EXERCISE GOAL:
Check each line of the entries for "Natisni" and report the ones that have it.

::: SOURCE MATERIAL

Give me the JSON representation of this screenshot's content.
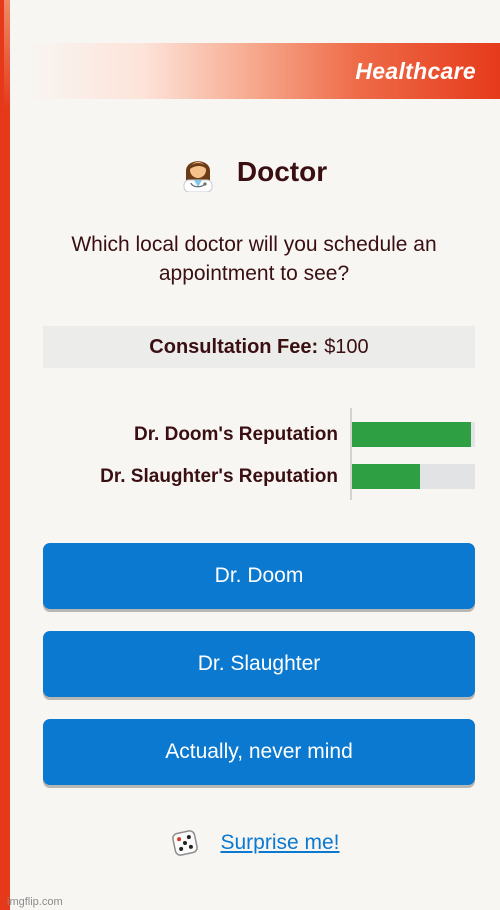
{
  "category": {
    "label": "Healthcare"
  },
  "event": {
    "icon": "doctor-emoji-icon",
    "title": "Doctor",
    "question": "Which local doctor will you schedule an appointment to see?"
  },
  "fee": {
    "label": "Consultation Fee:",
    "value": "$100"
  },
  "reputation": [
    {
      "label": "Dr. Doom's Reputation",
      "level": 0.97
    },
    {
      "label": "Dr. Slaughter's Reputation",
      "level": 0.55
    }
  ],
  "choices": [
    "Dr. Doom",
    "Dr. Slaughter",
    "Actually, never mind"
  ],
  "surprise": {
    "icon": "dice-icon",
    "label": "Surprise me!"
  },
  "watermark": "imgflip.com",
  "colors": {
    "accent": "#e5391a",
    "button": "#0a79cf",
    "bar_fill": "#2ea043",
    "bar_track": "#e2e3e5",
    "text": "#3a0f12"
  }
}
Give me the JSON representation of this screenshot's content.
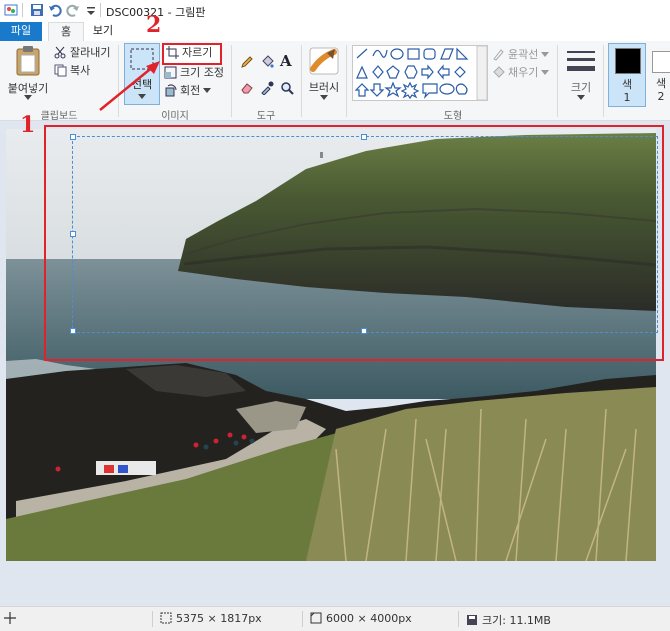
{
  "window": {
    "title": "DSC00321 - 그림판"
  },
  "tabs": {
    "file": "파일",
    "home": "홈",
    "view": "보기"
  },
  "ribbon": {
    "clipboard": {
      "paste": "붙여넣기",
      "cut": "잘라내기",
      "copy": "복사",
      "group_label": "클립보드"
    },
    "image": {
      "select": "선택",
      "crop": "자르기",
      "resize": "크기 조정",
      "rotate": "회전",
      "group_label": "이미지"
    },
    "tools": {
      "group_label": "도구"
    },
    "brushes": {
      "label": "브러시"
    },
    "shapes": {
      "outline": "윤곽선",
      "fill": "채우기",
      "group_label": "도형"
    },
    "size": {
      "label": "크기"
    },
    "colors": {
      "color1": "색\n1",
      "color2": "색\n2"
    }
  },
  "status": {
    "selection_size": "5375 × 1817px",
    "image_size": "6000 × 4000px",
    "file_size": "크기: 11.1MB"
  },
  "annotations": {
    "step1": "1",
    "step2": "2"
  },
  "colors": {
    "accent": "#1979ca",
    "annotation_red": "#e0222a",
    "selection_blue": "#cce4f7"
  }
}
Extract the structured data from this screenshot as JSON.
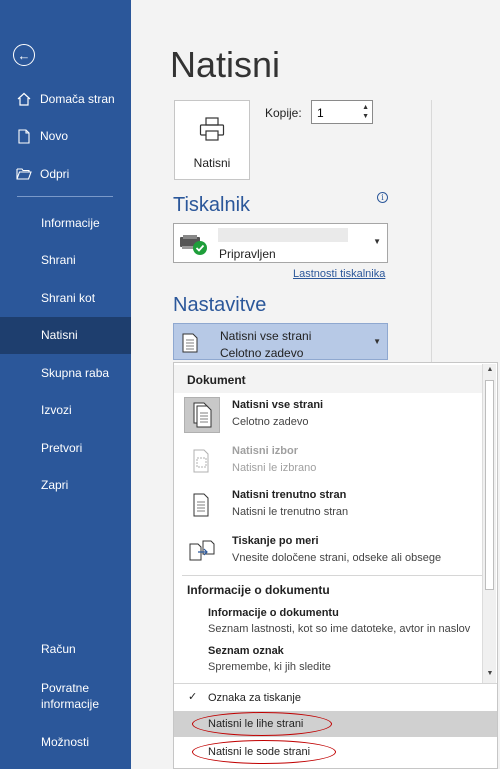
{
  "sidebar": {
    "back_icon": "back-arrow-icon",
    "top_items": [
      {
        "label": "Domača stran",
        "icon": "home-icon"
      },
      {
        "label": "Novo",
        "icon": "new-document-icon"
      },
      {
        "label": "Odpri",
        "icon": "open-folder-icon"
      }
    ],
    "mid_items": [
      {
        "label": "Informacije"
      },
      {
        "label": "Shrani"
      },
      {
        "label": "Shrani kot"
      },
      {
        "label": "Natisni",
        "active": true
      },
      {
        "label": "Skupna raba"
      },
      {
        "label": "Izvozi"
      },
      {
        "label": "Pretvori"
      },
      {
        "label": "Zapri"
      }
    ],
    "bottom_items": [
      {
        "label": "Račun"
      },
      {
        "label": "Povratne informacije"
      },
      {
        "label": "Možnosti"
      }
    ],
    "bottom_feedback_line1": "Povratne",
    "bottom_feedback_line2": "informacije",
    "bg_color": "#2b579a"
  },
  "main": {
    "title": "Natisni",
    "print_button_label": "Natisni",
    "copies_label": "Kopije:",
    "copies_value": "1",
    "printer_heading": "Tiskalnik",
    "printer_status": "Pripravljen",
    "printer_properties_link": "Lastnosti tiskalnika",
    "settings_heading": "Nastavitve",
    "settings_selected_line1": "Natisni vse strani",
    "settings_selected_line2": "Celotno zadevo"
  },
  "dropdown": {
    "group1_header": "Dokument",
    "options": [
      {
        "title": "Natisni vse strani",
        "subtitle": "Celotno zadevo",
        "selected": true,
        "disabled": false
      },
      {
        "title": "Natisni izbor",
        "subtitle": "Natisni le izbrano",
        "selected": false,
        "disabled": true
      },
      {
        "title": "Natisni trenutno stran",
        "subtitle": "Natisni le trenutno stran",
        "selected": false,
        "disabled": false
      },
      {
        "title": "Tiskanje po meri",
        "subtitle": "Vnesite določene strani, odseke ali obsege",
        "selected": false,
        "disabled": false
      }
    ],
    "group2_header": "Informacije o dokumentu",
    "info_options": [
      {
        "title": "Informacije o dokumentu",
        "subtitle": "Seznam lastnosti, kot so ime datoteke, avtor in naslov"
      },
      {
        "title": "Seznam oznak",
        "subtitle": "Spremembe, ki jih sledite"
      }
    ],
    "markup_option": "Oznaka za tiskanje",
    "odd_pages_option": "Natisni le lihe strani",
    "even_pages_option": "Natisni le sode strani",
    "highlight_color": "#c00000"
  }
}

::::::

RESULT:
        "label": "Natisni",
    "title": "Natisni",
    "print_button_label": "Natisni",
    "settings_selected_line1": "Natisni vse strani",
        "title": "Natisni vse strani",
        "title": "Natisni izbor",
        "subtitle": "Natisni le izbrano",
        "title": "Natisni trenutno stran",
        "subtitle": "Natisni le trenutno stran",
    "odd_pages_option": "Natisni le lihe strani",
    "even_pages_option": "Natisni le sode strani",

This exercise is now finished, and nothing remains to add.